The planning stage of the campaign began in July 2011, with eight months of work that included 130 one-to-one meetings, a town hall meeting that attracted more than 90 neighborhood residents, 45 house meetings attended by 750 community members and training for nearly 300 residents on how to be community organizers.
Organizers analyzed state health data to identify which blocks within 29203 have the highest rates of inappropriate ED visits, hospital readmissions, diabetes, heart disease and other indicators of poor health status. They used that information to map three “turfs”— geographic areas home to about 3,000 residents each—to start the real work of the campaign.
“While 1 in 3 are uninsured in the entire ZIP code, the three areas that we have targeted have about 50% of residents uninsured,” Jowers said.
The official kickoff in March drew more than 500 residents to hear a gospel choir, a speech by the mayor and a commitment ceremony in which residents, healthcare providers, church members and others pub- licly stated their commitment to improving healthcare in 29203.
Jowers said the campaign has no end date. As residents assume a greater role in improving the health of their community, Organizing for Health personnel will gradually reduce their involvement.
“It’s a paradigm shift with the community becoming equal partners in their health and healthcare,” she said. “The citizens of this community and of this state have to own the campaign. It is theirs. When there are needs for community organizers, then the folks who are involved will find a way to make that happen.”
The physician angle
Specific goals such as a certain percentage of reduction in ER visits have not yet been established, but the big-picture goals are set: to increase access to primary care, reduce the cost of healthcare for citizens and providers, and reinvest money saved into community initiatives, such as building satellite care centers and training health coaches.
Several strategies for improvement have already emerged. One is to recruit volunteers who will work under supervision of a nurse practitioner or nurse to provide care in people’s homes. “These are people who have a little bit of training that can actually go out and check people’s blood pressures, check their blood sugar, make sure they are taking their medication,” Jowers said. “If it looks like there is a problem, they can let somebody know, so that the patient is getting support immediately.”
Also, health coaches will be assigned to keep an eye on people who have just been released from the hospital and are at high risk for readmission or help pregnant women take good care of themselves.
As the community organizes itself, health systems and insurers have pledged to support their efforts. As part of their commitment to Healthy Columbia, Palmetto Health is adopting the patient-centered medical home model, and Blue Cross and Blue Shield of South Carolina will pay physicians for improved management of chronic diseases.
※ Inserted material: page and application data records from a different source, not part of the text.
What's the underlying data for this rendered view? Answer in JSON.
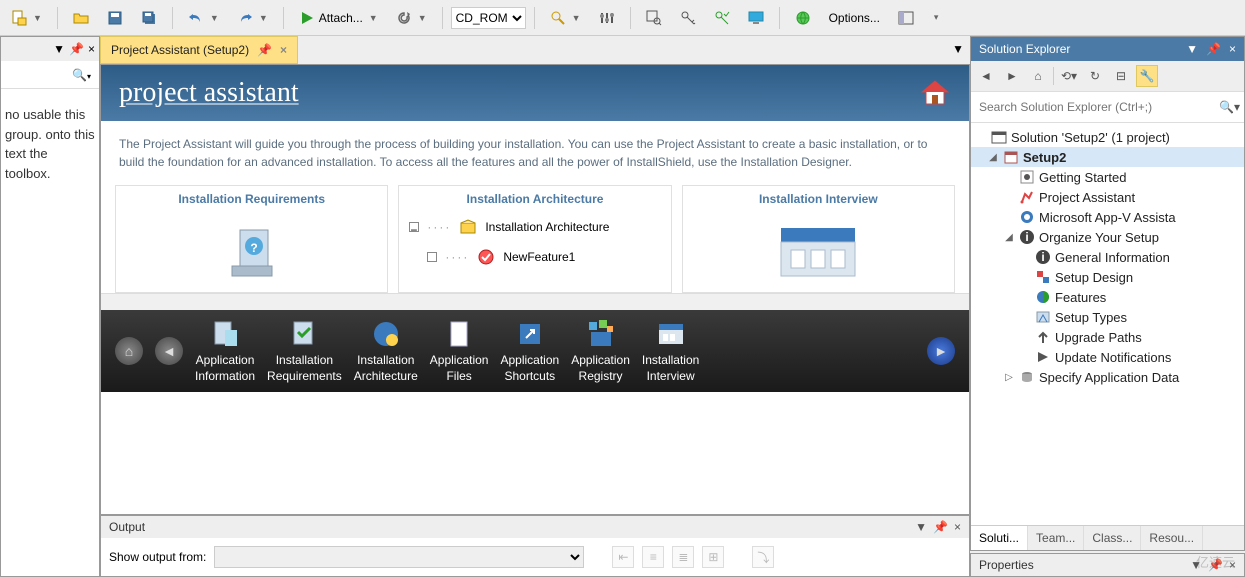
{
  "toolbar": {
    "attach_label": "Attach...",
    "config_dd": "CD_ROM",
    "options_label": "Options..."
  },
  "left_panel": {
    "text": "no usable this group. onto this text the toolbox."
  },
  "tab": {
    "title": "Project Assistant (Setup2)"
  },
  "pa": {
    "title": "project assistant",
    "desc": "The Project Assistant will guide you through the process of building your installation. You can use the Project Assistant to create a basic installation, or to build the foundation for an advanced installation. To access all the features and all the power of InstallShield, use the Installation Designer.",
    "col1": "Installation Requirements",
    "col2": "Installation Architecture",
    "col3": "Installation Interview",
    "arch_item1": "Installation Architecture",
    "arch_item2": "NewFeature1",
    "steps": [
      {
        "l1": "Application",
        "l2": "Information"
      },
      {
        "l1": "Installation",
        "l2": "Requirements"
      },
      {
        "l1": "Installation",
        "l2": "Architecture"
      },
      {
        "l1": "Application",
        "l2": "Files"
      },
      {
        "l1": "Application",
        "l2": "Shortcuts"
      },
      {
        "l1": "Application",
        "l2": "Registry"
      },
      {
        "l1": "Installation",
        "l2": "Interview"
      }
    ]
  },
  "output": {
    "title": "Output",
    "show_label": "Show output from:"
  },
  "sol": {
    "title": "Solution Explorer",
    "search_ph": "Search Solution Explorer (Ctrl+;)",
    "root": "Solution 'Setup2' (1 project)",
    "proj": "Setup2",
    "items": [
      "Getting Started",
      "Project Assistant",
      "Microsoft App-V Assista",
      "Organize Your Setup",
      "General Information",
      "Setup Design",
      "Features",
      "Setup Types",
      "Upgrade Paths",
      "Update Notifications",
      "Specify Application Data"
    ],
    "tabs": [
      "Soluti...",
      "Team...",
      "Class...",
      "Resou..."
    ]
  },
  "props": {
    "title": "Properties"
  },
  "watermark": "亿速云"
}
“Blue Cross would want to pay physicians differently and perhaps pay health coaches to do door-to-door services,” Long said. “We will be looking at all kinds of things that get created in that community if they are shown to reduce ER utilization and hospitalizations.”
More than 90 residents of ZIP code 29203 gathered for an Organizing for Health town hall meeting last summer.